== AVAILABLE DATA
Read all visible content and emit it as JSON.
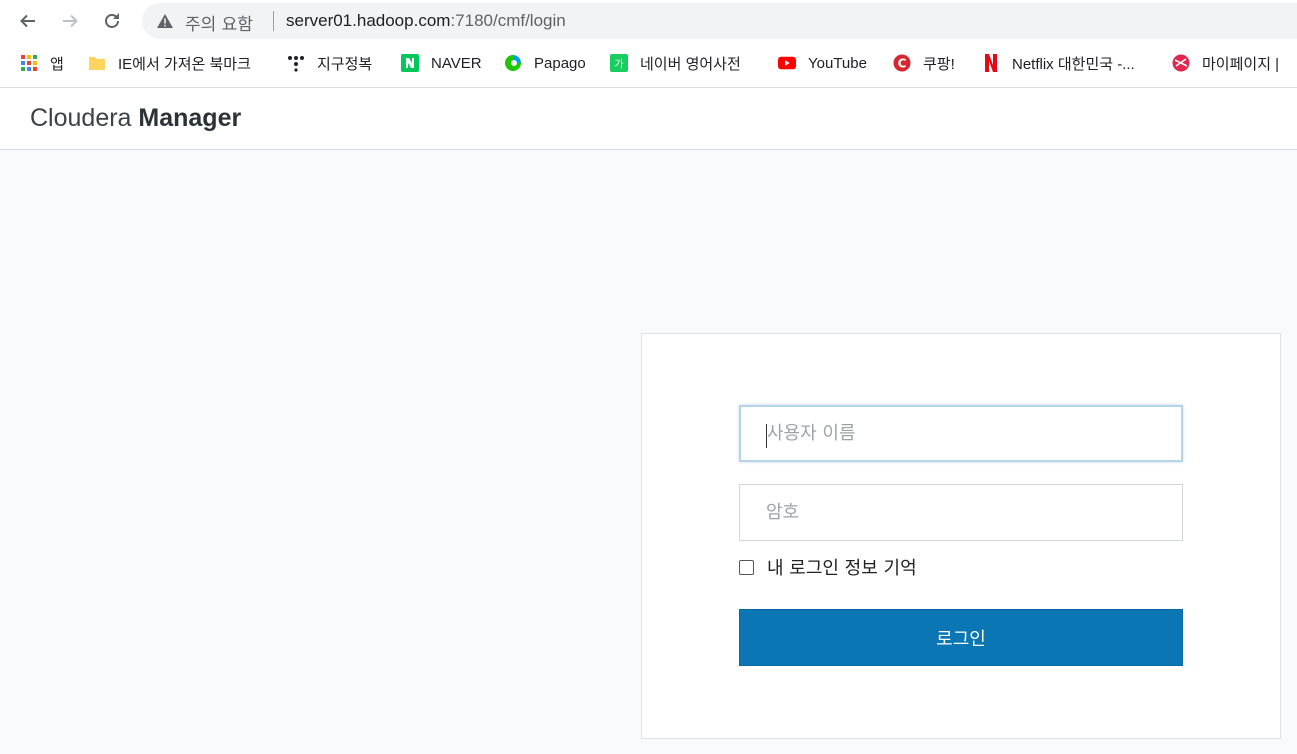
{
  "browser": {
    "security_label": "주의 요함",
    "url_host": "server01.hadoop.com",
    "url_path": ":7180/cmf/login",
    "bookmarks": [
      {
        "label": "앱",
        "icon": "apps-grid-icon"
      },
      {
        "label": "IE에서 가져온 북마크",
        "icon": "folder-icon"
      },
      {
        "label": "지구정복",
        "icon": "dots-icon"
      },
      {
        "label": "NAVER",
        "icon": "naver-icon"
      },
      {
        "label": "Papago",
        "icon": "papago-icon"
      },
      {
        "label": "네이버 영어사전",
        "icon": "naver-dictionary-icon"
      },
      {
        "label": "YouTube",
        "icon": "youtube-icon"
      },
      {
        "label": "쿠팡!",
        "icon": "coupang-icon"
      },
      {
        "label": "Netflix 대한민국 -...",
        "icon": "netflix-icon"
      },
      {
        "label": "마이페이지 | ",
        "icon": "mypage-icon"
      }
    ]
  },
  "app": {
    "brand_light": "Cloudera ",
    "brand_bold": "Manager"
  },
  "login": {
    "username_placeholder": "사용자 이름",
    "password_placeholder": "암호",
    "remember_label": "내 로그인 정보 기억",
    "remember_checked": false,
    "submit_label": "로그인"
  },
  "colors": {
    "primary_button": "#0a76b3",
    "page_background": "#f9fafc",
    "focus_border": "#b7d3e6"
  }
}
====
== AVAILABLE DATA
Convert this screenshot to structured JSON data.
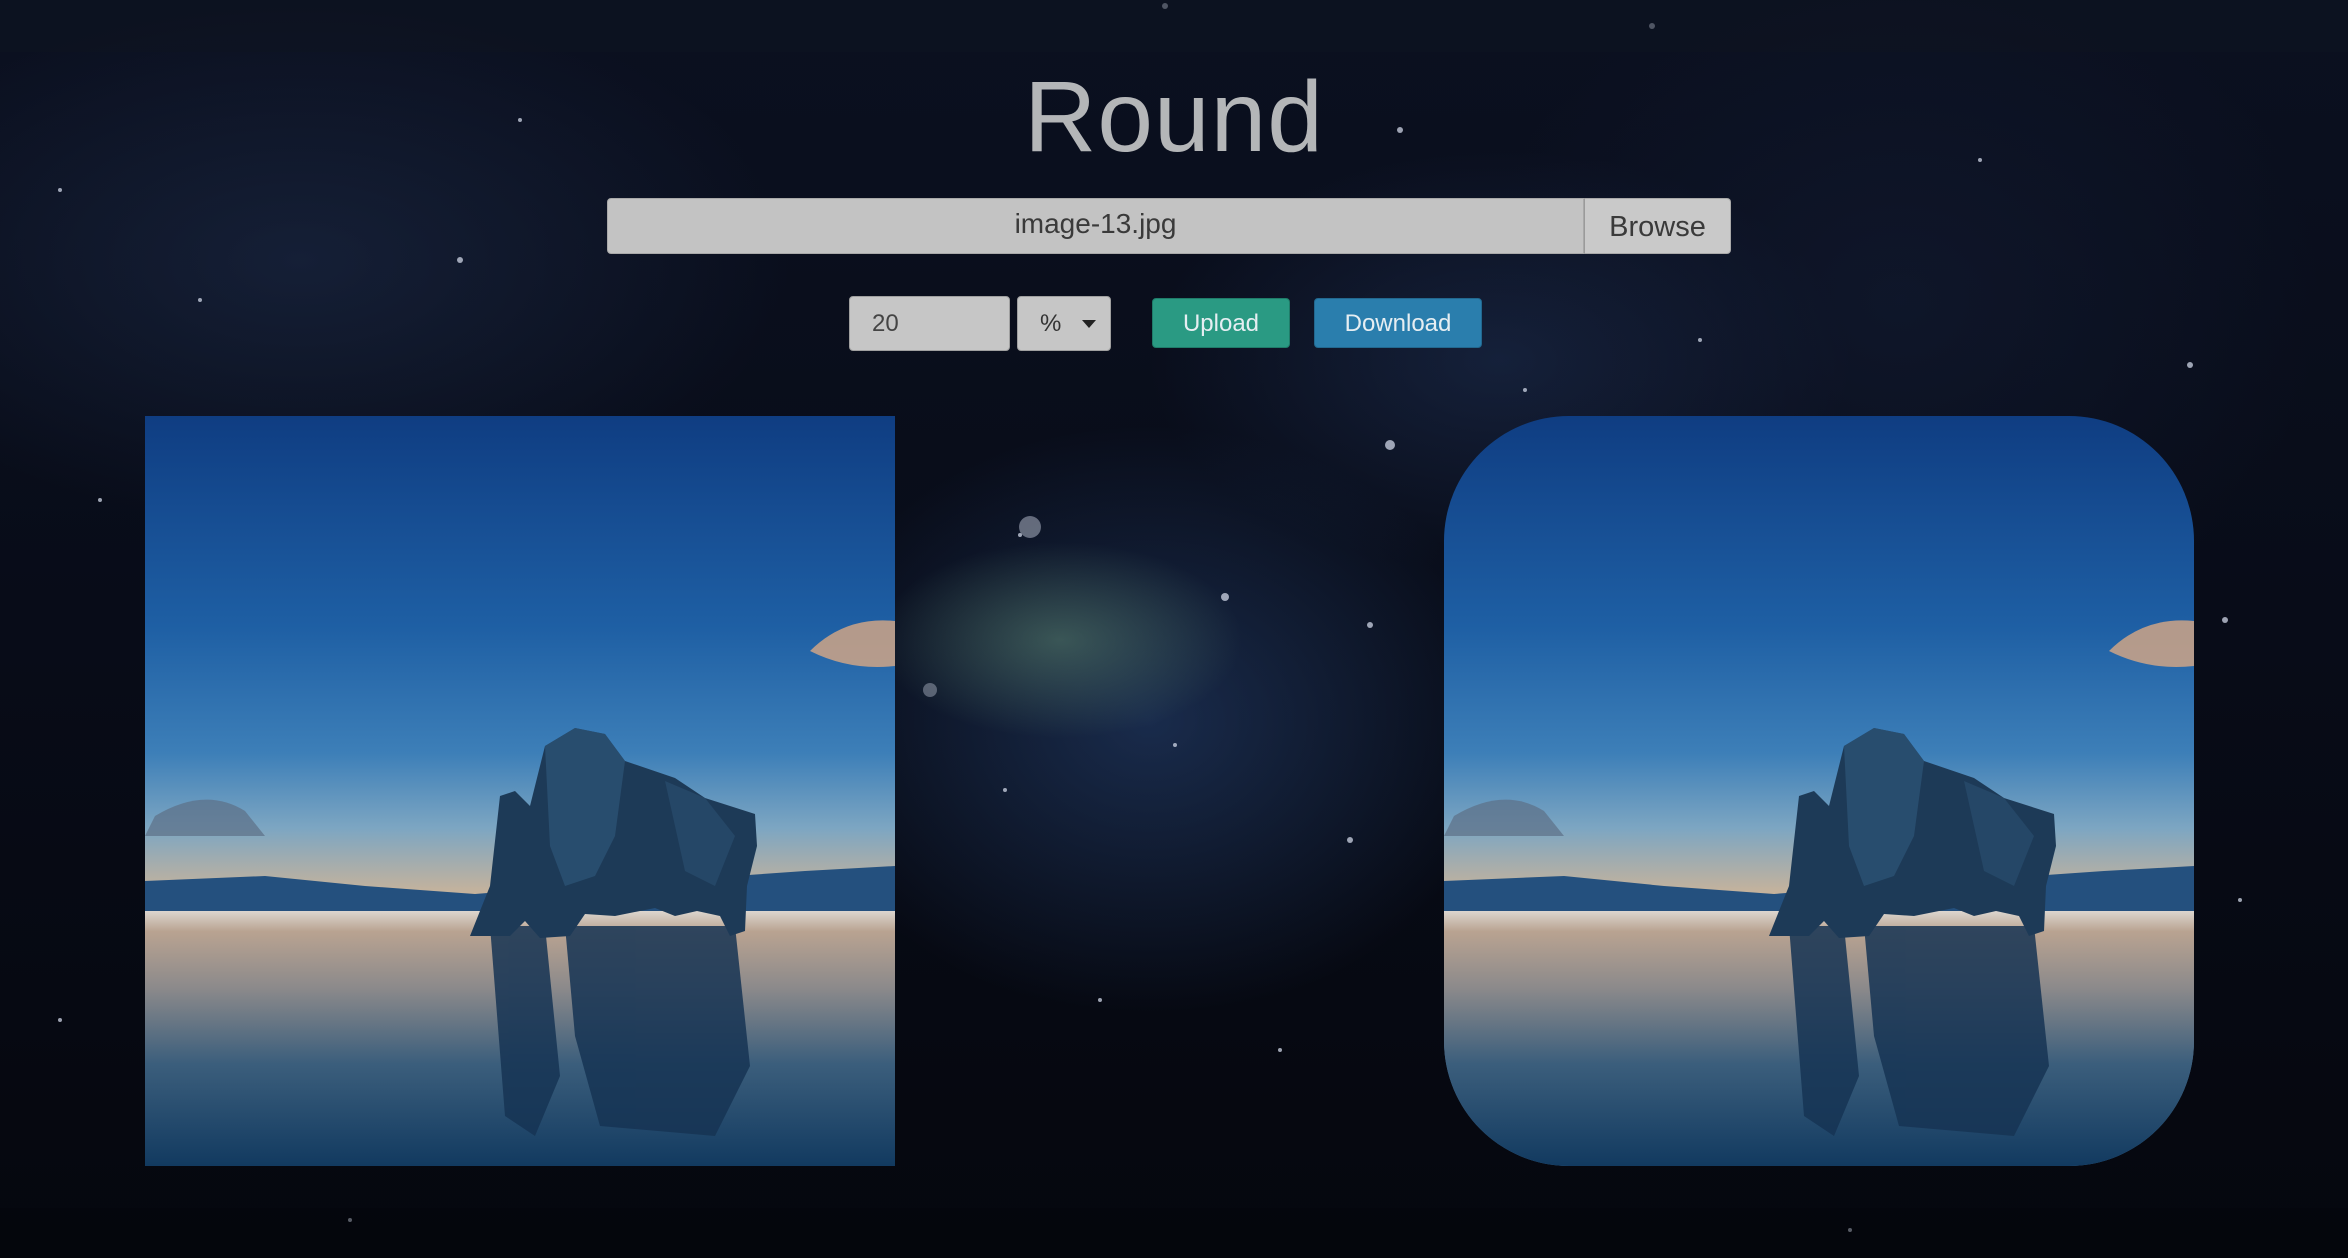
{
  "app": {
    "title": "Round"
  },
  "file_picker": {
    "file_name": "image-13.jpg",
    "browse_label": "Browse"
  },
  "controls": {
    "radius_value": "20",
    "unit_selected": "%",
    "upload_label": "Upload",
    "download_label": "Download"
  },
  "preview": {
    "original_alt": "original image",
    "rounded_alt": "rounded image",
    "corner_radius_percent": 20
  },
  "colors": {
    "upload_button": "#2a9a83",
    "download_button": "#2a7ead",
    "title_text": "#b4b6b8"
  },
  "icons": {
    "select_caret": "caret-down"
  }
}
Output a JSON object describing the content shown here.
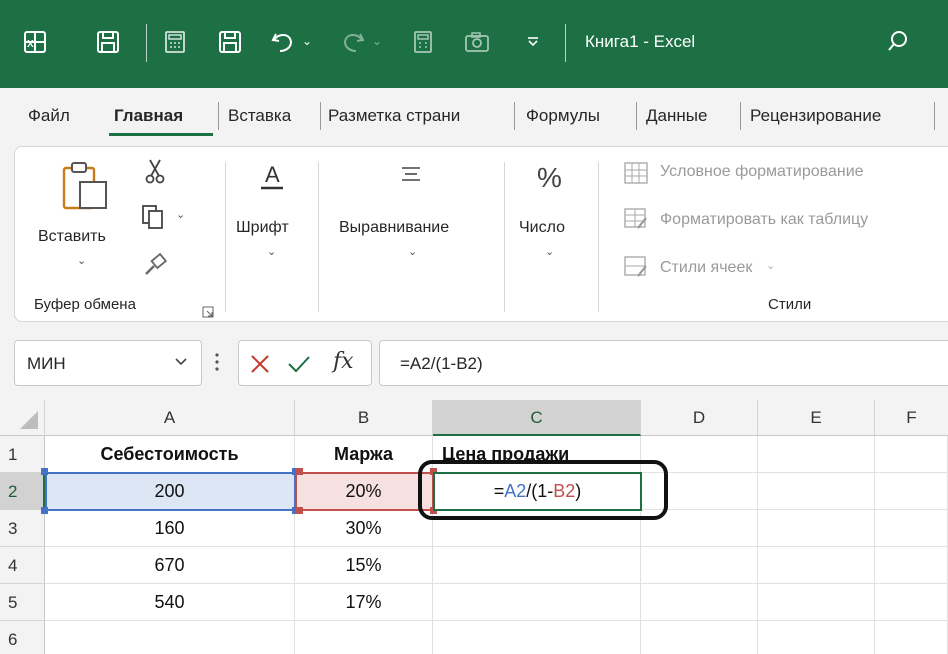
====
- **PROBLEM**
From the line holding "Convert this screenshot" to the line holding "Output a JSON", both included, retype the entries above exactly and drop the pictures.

- **EXERCISE OUTPUT**
Convert this screenshot to structured JSON data.
{
  "app": {
    "title": "Round"
  },
  "file_picker": {
    "file_name": "image-13.jpg",
    "browse_label": "Browse"
  },
  "controls": {
    "radius_value": "20",
    "unit_selected": "%",
    "upload_label": "Upload",
    "download_label": "Download"
  },
  "preview": {
    "original_alt": "original image",
    "rounded_alt": "rounded image",
    "corner_radius_percent": 20
  },
  "colors": {
    "upload_button": "#2a9a83",
    "download_button": "#2a7ead",
    "title_text": "#b4b6b8"
  },
  "icons": {
    "select_caret": "caret-down"
  }
}
Output a JSON object describing the content shown here.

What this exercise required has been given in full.